So with my background, I notice when a young character falls outside the norms. But unlike reality, instead of seeing developmental lags the majority of the time, in fiction I usually see “super kids.” Those are kids who have reached milestones well beyond their years – they are Olympian-level athletes, or they can solve complicated mysteries, or they speak like college professors. I’ve put down more than one book by well-known authors because they wrote their kids this way.
Now, super kids do exist in real life, but they are rare. Think Bobby Fischer rare. A normal eight-year-old (as most writers produce stories about “normal” people) would not be memorizing Shakespeare or singing arias. So unless the story is intentionally about a super kid, I urge writers to shoot for the “average” milestones.
Two of my favorite stories do a great job of showing kids accurately. One is The Sandlot.
The way the boys talk to each other, play baseball, and even stand up to bullies is exactly how real kids would act. Since the story was told from the point of view of one of the boys, the dog was a big scary monster for a lot of the movie – until he was revealed to be a normal dog. Then they put him in a T-shirt. It was brilliant. And the one kid who was exceptional, Benny Rodriguez, was noticeably older than the others. So he set the stage for them.
The other story that showed kids well is The Hunger Games. Even in the futuristic, dystopian world, the teenagers were a bit mouthy, Prim was quiet and scared, and Katniss loved to eat. Anyone who’s ever been a teenager related to that.
We were all kids once, but for some of us it’s been a while and we may not remember when we did certain things or acted certain ways. If you’re writing a young character, hang out with a kid that age if you can (just don’t be creepy about it). Volunteer at a school, or offer to take your niece or nephew out for dinner. Watch how the neighborhood kids play and interact with each other and with their environment. Listen to how they talk. When I wrote Dayla’s character in Project Renovatio, I modeled her after my motor-mouth son. It’s been great fun hearing the audiobook narrator read Dayla’s lines.
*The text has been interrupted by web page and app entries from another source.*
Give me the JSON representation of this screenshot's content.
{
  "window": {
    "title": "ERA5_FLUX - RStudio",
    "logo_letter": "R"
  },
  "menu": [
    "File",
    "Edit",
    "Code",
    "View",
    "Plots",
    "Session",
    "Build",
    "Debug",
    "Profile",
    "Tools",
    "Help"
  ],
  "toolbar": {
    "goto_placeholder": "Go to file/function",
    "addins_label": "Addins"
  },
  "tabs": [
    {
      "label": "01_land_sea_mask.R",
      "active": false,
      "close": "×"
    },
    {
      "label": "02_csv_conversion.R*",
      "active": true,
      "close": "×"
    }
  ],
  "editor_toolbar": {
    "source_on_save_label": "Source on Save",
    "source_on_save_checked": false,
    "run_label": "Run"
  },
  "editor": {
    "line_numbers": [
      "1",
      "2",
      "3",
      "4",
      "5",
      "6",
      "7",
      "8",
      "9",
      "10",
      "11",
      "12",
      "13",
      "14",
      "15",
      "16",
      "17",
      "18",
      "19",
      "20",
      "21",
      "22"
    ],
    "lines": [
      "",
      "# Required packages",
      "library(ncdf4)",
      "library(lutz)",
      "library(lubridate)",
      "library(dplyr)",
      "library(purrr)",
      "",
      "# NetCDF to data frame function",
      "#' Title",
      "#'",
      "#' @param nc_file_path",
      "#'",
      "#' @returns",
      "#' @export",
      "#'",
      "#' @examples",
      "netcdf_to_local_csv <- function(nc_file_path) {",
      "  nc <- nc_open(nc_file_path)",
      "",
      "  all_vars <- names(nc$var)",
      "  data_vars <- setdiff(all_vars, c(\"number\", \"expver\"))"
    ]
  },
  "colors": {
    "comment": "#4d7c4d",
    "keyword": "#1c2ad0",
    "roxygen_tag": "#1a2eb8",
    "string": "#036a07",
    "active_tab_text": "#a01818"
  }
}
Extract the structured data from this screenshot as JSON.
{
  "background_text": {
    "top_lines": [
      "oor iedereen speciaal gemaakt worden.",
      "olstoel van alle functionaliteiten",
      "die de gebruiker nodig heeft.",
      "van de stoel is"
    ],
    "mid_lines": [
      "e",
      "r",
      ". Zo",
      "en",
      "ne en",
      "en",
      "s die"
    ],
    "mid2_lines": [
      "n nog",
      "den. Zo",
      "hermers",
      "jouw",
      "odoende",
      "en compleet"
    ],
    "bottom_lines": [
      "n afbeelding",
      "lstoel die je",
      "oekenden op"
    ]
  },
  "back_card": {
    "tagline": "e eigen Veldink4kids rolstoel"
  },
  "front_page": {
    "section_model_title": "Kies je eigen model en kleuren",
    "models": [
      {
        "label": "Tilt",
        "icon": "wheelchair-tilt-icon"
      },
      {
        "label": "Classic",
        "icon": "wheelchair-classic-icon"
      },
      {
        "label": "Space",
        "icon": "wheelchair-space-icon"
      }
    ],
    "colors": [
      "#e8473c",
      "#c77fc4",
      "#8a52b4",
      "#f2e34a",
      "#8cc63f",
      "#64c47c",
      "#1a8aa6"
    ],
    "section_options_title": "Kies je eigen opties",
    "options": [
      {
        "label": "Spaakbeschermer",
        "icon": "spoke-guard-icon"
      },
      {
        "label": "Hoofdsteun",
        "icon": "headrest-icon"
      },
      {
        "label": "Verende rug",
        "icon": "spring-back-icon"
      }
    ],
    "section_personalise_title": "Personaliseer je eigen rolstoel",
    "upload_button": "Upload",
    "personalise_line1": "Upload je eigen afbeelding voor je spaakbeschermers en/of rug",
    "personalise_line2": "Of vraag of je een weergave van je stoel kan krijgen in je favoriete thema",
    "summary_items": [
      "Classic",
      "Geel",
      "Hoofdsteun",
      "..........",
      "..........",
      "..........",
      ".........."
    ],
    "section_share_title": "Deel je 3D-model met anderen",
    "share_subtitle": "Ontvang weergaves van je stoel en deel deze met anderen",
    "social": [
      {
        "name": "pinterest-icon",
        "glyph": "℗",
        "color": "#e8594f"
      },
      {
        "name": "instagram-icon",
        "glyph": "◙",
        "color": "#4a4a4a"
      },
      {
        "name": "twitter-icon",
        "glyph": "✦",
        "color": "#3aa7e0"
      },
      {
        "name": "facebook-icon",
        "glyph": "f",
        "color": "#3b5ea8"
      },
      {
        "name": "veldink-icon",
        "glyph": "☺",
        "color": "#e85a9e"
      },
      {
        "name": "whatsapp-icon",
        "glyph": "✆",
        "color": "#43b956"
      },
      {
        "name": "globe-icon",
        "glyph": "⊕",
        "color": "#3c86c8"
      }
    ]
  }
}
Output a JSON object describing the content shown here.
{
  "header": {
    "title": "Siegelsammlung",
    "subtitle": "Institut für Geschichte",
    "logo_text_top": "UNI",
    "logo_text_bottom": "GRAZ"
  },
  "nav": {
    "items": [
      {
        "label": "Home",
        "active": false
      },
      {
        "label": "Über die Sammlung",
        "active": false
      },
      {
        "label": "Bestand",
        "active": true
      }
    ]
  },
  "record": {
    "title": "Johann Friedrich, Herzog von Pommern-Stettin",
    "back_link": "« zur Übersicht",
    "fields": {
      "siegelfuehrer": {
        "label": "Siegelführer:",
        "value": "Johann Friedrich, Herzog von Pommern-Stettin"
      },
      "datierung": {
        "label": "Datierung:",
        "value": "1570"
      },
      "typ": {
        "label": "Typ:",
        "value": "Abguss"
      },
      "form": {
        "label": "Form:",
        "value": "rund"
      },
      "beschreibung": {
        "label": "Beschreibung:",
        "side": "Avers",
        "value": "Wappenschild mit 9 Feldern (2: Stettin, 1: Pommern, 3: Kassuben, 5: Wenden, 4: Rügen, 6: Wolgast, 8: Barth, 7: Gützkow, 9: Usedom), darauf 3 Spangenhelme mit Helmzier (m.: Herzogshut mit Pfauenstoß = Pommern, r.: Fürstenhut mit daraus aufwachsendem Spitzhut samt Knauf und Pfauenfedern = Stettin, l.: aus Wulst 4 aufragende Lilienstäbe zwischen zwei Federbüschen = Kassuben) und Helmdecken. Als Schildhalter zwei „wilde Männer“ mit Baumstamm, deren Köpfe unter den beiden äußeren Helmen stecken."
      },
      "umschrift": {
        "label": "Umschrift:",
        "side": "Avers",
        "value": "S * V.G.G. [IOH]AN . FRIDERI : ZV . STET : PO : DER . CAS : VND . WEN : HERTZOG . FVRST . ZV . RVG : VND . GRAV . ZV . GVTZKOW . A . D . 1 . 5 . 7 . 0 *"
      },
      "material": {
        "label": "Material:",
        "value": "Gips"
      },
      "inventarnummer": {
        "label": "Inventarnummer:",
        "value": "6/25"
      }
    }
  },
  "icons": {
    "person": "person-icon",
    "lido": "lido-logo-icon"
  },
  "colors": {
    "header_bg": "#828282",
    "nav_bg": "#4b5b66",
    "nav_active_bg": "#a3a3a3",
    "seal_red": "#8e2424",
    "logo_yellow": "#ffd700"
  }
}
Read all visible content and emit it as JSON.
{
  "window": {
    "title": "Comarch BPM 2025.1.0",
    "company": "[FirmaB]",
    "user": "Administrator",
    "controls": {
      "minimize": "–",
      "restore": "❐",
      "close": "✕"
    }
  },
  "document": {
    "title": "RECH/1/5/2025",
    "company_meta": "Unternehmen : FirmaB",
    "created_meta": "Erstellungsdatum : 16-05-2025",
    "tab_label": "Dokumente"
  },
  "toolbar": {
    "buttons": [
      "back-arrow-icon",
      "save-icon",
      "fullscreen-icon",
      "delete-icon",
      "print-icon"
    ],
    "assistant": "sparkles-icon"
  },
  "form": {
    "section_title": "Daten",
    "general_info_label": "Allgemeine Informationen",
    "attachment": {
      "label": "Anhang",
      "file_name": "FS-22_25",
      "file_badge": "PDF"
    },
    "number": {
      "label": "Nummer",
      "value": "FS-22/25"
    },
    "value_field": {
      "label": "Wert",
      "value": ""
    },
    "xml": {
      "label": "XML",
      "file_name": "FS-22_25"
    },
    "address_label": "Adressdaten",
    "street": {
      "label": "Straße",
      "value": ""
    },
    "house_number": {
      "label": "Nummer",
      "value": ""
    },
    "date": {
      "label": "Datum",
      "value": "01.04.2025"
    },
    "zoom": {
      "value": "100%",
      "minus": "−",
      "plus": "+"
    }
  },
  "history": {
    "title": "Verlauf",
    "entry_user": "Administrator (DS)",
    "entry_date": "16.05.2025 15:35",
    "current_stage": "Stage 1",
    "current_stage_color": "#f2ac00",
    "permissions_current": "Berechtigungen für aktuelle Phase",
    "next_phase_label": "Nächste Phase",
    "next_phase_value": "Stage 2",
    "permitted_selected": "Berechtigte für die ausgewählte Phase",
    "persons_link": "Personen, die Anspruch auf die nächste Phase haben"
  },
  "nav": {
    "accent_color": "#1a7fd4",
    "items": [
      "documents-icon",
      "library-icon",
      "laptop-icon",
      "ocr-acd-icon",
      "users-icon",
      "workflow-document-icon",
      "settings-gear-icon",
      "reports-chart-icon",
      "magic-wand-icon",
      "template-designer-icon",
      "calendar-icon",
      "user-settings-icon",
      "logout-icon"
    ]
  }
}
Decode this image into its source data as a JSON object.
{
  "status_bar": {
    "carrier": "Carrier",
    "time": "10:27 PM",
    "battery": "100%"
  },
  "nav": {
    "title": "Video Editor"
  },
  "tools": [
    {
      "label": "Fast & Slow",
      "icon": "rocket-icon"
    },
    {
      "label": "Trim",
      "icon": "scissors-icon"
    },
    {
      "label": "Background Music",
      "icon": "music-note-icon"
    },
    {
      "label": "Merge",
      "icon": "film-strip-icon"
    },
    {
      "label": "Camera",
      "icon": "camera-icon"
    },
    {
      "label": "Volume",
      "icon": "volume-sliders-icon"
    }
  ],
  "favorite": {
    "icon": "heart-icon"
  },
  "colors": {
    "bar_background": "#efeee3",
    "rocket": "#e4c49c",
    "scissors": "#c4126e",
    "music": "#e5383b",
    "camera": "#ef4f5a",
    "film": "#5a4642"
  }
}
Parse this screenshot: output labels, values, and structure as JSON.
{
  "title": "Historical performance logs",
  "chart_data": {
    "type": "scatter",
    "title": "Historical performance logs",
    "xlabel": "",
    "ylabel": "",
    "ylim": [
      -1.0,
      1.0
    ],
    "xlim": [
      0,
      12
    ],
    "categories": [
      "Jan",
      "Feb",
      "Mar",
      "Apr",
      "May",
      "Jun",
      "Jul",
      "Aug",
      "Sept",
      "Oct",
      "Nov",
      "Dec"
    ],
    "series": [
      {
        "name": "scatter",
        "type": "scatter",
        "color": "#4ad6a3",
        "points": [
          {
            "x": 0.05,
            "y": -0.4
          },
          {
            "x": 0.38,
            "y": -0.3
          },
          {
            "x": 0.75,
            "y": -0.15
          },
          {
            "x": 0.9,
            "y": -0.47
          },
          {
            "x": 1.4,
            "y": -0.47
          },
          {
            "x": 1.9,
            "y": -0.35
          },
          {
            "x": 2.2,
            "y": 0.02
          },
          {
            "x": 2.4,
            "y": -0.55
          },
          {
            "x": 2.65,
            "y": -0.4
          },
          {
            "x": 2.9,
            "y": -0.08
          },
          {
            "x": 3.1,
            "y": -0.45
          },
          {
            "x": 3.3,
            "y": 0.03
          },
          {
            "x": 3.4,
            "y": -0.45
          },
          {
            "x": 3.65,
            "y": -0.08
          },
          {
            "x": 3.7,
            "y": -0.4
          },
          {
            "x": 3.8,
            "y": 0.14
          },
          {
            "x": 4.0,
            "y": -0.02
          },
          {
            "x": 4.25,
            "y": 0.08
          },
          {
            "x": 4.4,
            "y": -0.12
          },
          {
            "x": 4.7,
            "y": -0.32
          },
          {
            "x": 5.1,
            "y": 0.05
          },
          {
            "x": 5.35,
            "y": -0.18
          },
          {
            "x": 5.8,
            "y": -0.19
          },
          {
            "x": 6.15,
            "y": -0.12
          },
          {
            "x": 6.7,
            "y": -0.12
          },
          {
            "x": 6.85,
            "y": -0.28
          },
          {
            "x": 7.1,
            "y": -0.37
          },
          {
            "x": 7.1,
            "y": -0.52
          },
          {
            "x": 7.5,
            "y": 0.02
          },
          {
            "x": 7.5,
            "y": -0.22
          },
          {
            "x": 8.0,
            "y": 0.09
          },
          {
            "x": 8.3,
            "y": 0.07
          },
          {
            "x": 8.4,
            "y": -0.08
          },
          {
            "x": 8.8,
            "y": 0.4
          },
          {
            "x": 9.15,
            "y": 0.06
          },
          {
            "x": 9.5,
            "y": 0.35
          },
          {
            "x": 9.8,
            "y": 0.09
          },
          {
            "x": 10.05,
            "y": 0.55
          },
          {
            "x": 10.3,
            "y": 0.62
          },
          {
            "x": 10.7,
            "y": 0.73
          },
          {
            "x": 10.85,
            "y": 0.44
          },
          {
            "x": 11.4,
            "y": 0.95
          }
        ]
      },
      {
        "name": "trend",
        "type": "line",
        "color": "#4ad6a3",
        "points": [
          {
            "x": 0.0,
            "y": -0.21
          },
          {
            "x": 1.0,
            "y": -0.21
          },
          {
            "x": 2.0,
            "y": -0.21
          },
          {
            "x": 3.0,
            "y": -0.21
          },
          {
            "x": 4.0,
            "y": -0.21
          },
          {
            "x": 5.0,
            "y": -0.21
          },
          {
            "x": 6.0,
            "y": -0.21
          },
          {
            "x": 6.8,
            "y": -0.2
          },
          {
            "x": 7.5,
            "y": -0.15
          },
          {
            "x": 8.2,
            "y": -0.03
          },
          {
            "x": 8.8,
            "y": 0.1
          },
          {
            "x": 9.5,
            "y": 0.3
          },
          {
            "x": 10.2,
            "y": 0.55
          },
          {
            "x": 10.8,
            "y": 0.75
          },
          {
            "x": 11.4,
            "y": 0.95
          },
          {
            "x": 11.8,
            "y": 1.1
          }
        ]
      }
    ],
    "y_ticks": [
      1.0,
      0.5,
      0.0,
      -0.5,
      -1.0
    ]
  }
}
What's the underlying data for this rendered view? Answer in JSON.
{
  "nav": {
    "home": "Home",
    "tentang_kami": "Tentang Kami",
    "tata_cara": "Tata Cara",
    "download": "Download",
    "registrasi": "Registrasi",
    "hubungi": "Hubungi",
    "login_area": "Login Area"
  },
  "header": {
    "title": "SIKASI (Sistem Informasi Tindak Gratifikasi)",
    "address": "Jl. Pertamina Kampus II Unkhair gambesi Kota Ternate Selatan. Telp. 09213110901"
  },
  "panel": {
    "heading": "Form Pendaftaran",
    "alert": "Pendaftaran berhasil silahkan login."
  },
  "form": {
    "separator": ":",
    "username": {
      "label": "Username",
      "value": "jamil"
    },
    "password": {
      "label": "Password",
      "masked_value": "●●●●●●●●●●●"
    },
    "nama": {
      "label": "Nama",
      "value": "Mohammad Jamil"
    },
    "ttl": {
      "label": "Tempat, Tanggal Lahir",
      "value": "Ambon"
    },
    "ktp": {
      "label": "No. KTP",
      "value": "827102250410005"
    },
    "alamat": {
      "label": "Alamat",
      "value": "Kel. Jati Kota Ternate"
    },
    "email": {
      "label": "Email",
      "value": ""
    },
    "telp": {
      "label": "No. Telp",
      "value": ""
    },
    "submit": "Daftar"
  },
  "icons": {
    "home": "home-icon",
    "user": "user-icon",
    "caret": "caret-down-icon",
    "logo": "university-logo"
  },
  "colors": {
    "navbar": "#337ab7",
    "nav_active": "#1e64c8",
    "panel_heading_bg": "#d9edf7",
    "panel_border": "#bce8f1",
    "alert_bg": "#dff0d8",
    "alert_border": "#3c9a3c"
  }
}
And if you can’t interact with kids directly, talk to someone who knows how kids operate – like me! Send me a message and I’ll be happy to help.
What are your experiences with writing kids? Did you base your characters on kids in your life?